Credit: Lutsenko Oleksandr via Shutterstock

The Division of Criminal Justice is looking for 31 additional employees to go through thousands of hours of body camera footage and 15 special prosecutors for two years funded by the state’s federal COVID-19 relief money to help get rid of some of the backlog in cases due to the pandemic.

But Appropriations Committee members are saying it’s likely that the division, which encompasses all state prosecutors and their investigation teams, won’t get all of what they are looking for in the next two years.

Deputy Chief State’s Attorney John Russotto told members of the Appropriations Committee last week that his agency must find a way to review body camera footage from every police department in accordance with the 2020 Police Accountability law.

The division is looking for money to hire one information technology person to manage the videos and 30 prosecutors, two for the 13 judicial districts and an additional two for the two largest districts, to deal with the videos, Russotto said. While Gov. Ned Lamont funded a little more than $2 million for the agency to get a digital evidence management system, Russotto said, he did not fund the 31 requested positions.

“The one area where we made a request to the Governor’s Office through OPM (the state Office of Policy and Management) the Governor did not support had to do with the personnel we feel we need to be able to manage all of this video evidence,” Russotto said.

He then gave the example of the New Britain Police Department which compiled more than 13,500 hours of body camera video in 2021. Russottto called the department representative of many departments in the state.  

He then clarified his remarks when Sen. Gary Winfield, D-New Haven, a member of the Appropriations Committee and the primary author of the Police Accountability law as co-chair of the Judiciary Committee challenged him on whether New Britain was actually representative of much of the state.

“There are 120 plus municipalities with less than 30,000 people,” Winfield said. “I was wondering how they could possibly be representative of anything in the state.”

“Some smaller pds (police departments) would have less hours obviously, the bigger ones, Hartford, New Haven and Bridgeport will probably a lot more simply because they have a lot more officers in the field so they have more cameras,” Russotto said. The average video length for New Britain officers to deal with an incident was 18 minutes, which probably is a fair representation of how long it takes other departments, Russotto said.

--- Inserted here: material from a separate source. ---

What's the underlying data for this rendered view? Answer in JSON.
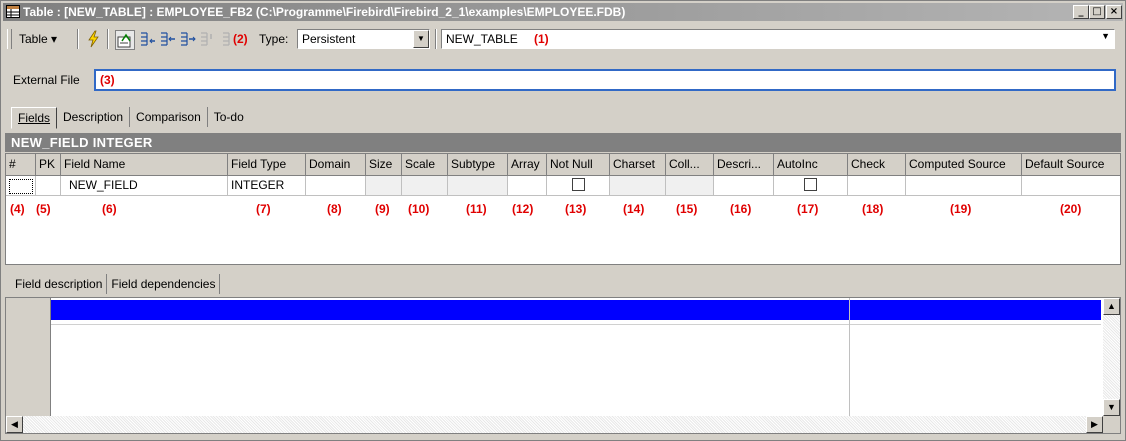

Based on New Britain’s numbers, the division estimated that it requires 150 hours per week to go through the body camera footage to build cases, provide information for plea bargains and provide defense attorneys with video to defend their clients.

But Winfield said he’s going to need more detailed figures from more departments to figure out the actual need for funding.

“In order for me to put that in the budget, I need a real explanation beyond what they say New Britain is doing,” Winfield said Monday. “I need real information on why they say the cost is what they say it is.”

Winfield also questioned the need for prosecutors to review every hour of video generated by police calls. “I want clarity,” Winfield said. “Why are they asking for money to review every minute of footage when they aren’t doing that now?”

Appropriations Committee Co-Chair Sen. Cathy Osten, D-Sprague, said there is no question that more people will be needed to review the video. But, she estimated that it would cost $6 million for 30 more personnel with fringe benefits, and said she doubted the entire request could be funded.

“I do think there is some support for some of this,” Osten said. “But I don’t think there is support for $6 million. There is going to be an expense to this and we will have to give them some resources to handle it.”

The division is also looking for $2.2 million in American Rescue Plan Act money to hire 15 special prosecutors for two years to help elevate the backlog of cases that developed during the pandemic.

The agency currently has per diem prosecutors who are being paid with a different pool of federal COVID-19 relief funds, Russotto said. But that money is running out, he told the committee.

He gave the example of the Hartford Courthouse which as of Feb. 9 had almost 2,000 more daily active pending cases compared to before the pandemic when the daily active pending cases were at about 4,600, Russotto said.

“That’s fairly representative of what we’re seeing in all of our courts,” he said.

The Appropriations Committee will have to look at that as well, Osten said. But the committee still has to review and determine what will get funded, she said. “That’s (the additional prosecutors) definitely dependent on everything else.”